__About this task__
Retype every line of the records exactly.

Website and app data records
# # # #
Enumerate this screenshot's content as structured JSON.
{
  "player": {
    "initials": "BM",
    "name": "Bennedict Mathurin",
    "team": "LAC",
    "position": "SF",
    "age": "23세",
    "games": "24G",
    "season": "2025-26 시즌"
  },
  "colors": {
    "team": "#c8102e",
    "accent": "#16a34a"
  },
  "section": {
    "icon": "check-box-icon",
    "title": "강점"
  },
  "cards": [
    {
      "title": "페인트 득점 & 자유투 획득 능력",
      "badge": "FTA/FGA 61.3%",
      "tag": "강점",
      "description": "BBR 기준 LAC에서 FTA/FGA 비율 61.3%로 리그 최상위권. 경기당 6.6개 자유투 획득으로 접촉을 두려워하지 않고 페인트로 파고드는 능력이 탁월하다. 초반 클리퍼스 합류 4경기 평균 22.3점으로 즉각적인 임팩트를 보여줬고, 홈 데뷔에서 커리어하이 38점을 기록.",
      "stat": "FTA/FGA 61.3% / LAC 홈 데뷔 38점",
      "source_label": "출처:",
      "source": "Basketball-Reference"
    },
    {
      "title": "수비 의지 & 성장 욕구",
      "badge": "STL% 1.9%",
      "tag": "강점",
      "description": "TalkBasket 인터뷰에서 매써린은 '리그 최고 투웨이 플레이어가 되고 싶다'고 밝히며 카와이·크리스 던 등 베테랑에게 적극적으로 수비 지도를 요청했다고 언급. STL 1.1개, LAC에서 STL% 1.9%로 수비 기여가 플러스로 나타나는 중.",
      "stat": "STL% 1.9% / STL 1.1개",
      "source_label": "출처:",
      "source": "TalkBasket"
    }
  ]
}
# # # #
__Response area__
Enumerate this screenshot's content as structured JSON.
{
  "player": {
    "initials": "BM",
    "name": "Bennedict Mathurin",
    "team": "LAC",
    "position": "SF",
    "age": "23세",
    "games": "24G",
    "season": "2025-26 시즌"
  },
  "colors": {
    "team": "#c8102e",
    "accent": "#16a34a"
  },
  "section": {
    "icon": "check-box-icon",
    "title": "강점"
  },
  "cards": [
    {
      "title": "페인트 득점 & 자유투 획득 능력",
      "badge": "FTA/FGA 61.3%",
      "tag": "강점",
      "description": "BBR 기준 LAC에서 FTA/FGA 비율 61.3%로 리그 최상위권. 경기당 6.6개 자유투 획득으로 접촉을 두려워하지 않고 페인트로 파고드는 능력이 탁월하다. 초반 클리퍼스 합류 4경기 평균 22.3점으로 즉각적인 임팩트를 보여줬고, 홈 데뷔에서 커리어하이 38점을 기록.",
      "stat": "FTA/FGA 61.3% / LAC 홈 데뷔 38점",
      "source_label": "출처:",
      "source": "Basketball-Reference"
    },
    {
      "title": "수비 의지 & 성장 욕구",
      "badge": "STL% 1.9%",
      "tag": "강점",
      "description": "TalkBasket 인터뷰에서 매써린은 '리그 최고 투웨이 플레이어가 되고 싶다'고 밝히며 카와이·크리스 던 등 베테랑에게 적극적으로 수비 지도를 요청했다고 언급. STL 1.1개, LAC에서 STL% 1.9%로 수비 기여가 플러스로 나타나는 중.",
      "stat": "STL% 1.9% / STL 1.1개",
      "source_label": "출처:",
      "source": "TalkBasket"
    }
  ]
}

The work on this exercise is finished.